*** Block opens ***

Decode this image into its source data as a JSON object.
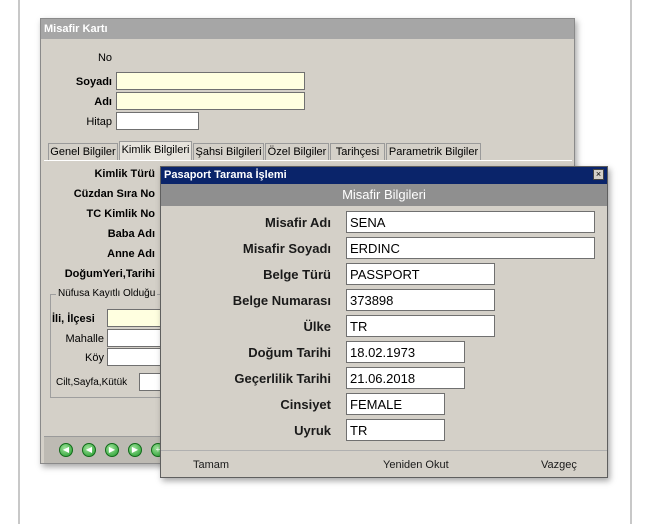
{
  "back_window": {
    "title": "Misafir Kartı",
    "fields": {
      "no_label": "No",
      "soyadi_label": "Soyadı",
      "adi_label": "Adı",
      "hitap_label": "Hitap"
    },
    "tabs": [
      "Genel Bilgiler",
      "Kimlik Bilgileri",
      "Şahsi Bilgileri",
      "Özel Bilgiler",
      "Tarihçesi",
      "Parametrik Bilgiler"
    ],
    "kimlik_labels": {
      "kimlik_turu": "Kimlik Türü",
      "cuzdan_sira_no": "Cüzdan Sıra No",
      "tc_kimlik_no": "TC Kimlik No",
      "baba_adi": "Baba Adı",
      "anne_adi": "Anne Adı",
      "dogum_yeri_tarihi": "DoğumYeri,Tarihi"
    },
    "nufus_group": {
      "caption": "Nüfusa Kayıtlı Olduğu",
      "ili_ilcesi": "İli, İlçesi",
      "mahalle": "Mahalle",
      "koy": "Köy",
      "cilt_sayfa_kutuk": "Cilt,Sayfa,Kütük"
    }
  },
  "dialog": {
    "title": "Pasaport Tarama İşlemi",
    "close_symbol": "×",
    "section_header": "Misafir Bilgileri",
    "rows": [
      {
        "label": "Misafir Adı",
        "value": "SENA"
      },
      {
        "label": "Misafir Soyadı",
        "value": "ERDINC"
      },
      {
        "label": "Belge Türü",
        "value": "PASSPORT"
      },
      {
        "label": "Belge Numarası",
        "value": "373898"
      },
      {
        "label": "Ülke",
        "value": "TR"
      },
      {
        "label": "Doğum Tarihi",
        "value": "18.02.1973"
      },
      {
        "label": "Geçerlilik Tarihi",
        "value": "21.06.2018"
      },
      {
        "label": "Cinsiyet",
        "value": "FEMALE"
      },
      {
        "label": "Uyruk",
        "value": "TR"
      }
    ],
    "buttons": {
      "ok": "Tamam",
      "rescan": "Yeniden Okut",
      "cancel": "Vazgeç"
    }
  }
}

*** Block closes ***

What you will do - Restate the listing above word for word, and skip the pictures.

Your solution -
Decode this image into its source data as a JSON object.
{
  "back_window": {
    "title": "Misafir Kartı",
    "fields": {
      "no_label": "No",
      "soyadi_label": "Soyadı",
      "adi_label": "Adı",
      "hitap_label": "Hitap"
    },
    "tabs": [
      "Genel Bilgiler",
      "Kimlik Bilgileri",
      "Şahsi Bilgileri",
      "Özel Bilgiler",
      "Tarihçesi",
      "Parametrik Bilgiler"
    ],
    "kimlik_labels": {
      "kimlik_turu": "Kimlik Türü",
      "cuzdan_sira_no": "Cüzdan Sıra No",
      "tc_kimlik_no": "TC Kimlik No",
      "baba_adi": "Baba Adı",
      "anne_adi": "Anne Adı",
      "dogum_yeri_tarihi": "DoğumYeri,Tarihi"
    },
    "nufus_group": {
      "caption": "Nüfusa Kayıtlı Olduğu",
      "ili_ilcesi": "İli, İlçesi",
      "mahalle": "Mahalle",
      "koy": "Köy",
      "cilt_sayfa_kutuk": "Cilt,Sayfa,Kütük"
    }
  },
  "dialog": {
    "title": "Pasaport Tarama İşlemi",
    "close_symbol": "×",
    "section_header": "Misafir Bilgileri",
    "rows": [
      {
        "label": "Misafir Adı",
        "value": "SENA"
      },
      {
        "label": "Misafir Soyadı",
        "value": "ERDINC"
      },
      {
        "label": "Belge Türü",
        "value": "PASSPORT"
      },
      {
        "label": "Belge Numarası",
        "value": "373898"
      },
      {
        "label": "Ülke",
        "value": "TR"
      },
      {
        "label": "Doğum Tarihi",
        "value": "18.02.1973"
      },
      {
        "label": "Geçerlilik Tarihi",
        "value": "21.06.2018"
      },
      {
        "label": "Cinsiyet",
        "value": "FEMALE"
      },
      {
        "label": "Uyruk",
        "value": "TR"
      }
    ],
    "buttons": {
      "ok": "Tamam",
      "rescan": "Yeniden Okut",
      "cancel": "Vazgeç"
    }
  }
}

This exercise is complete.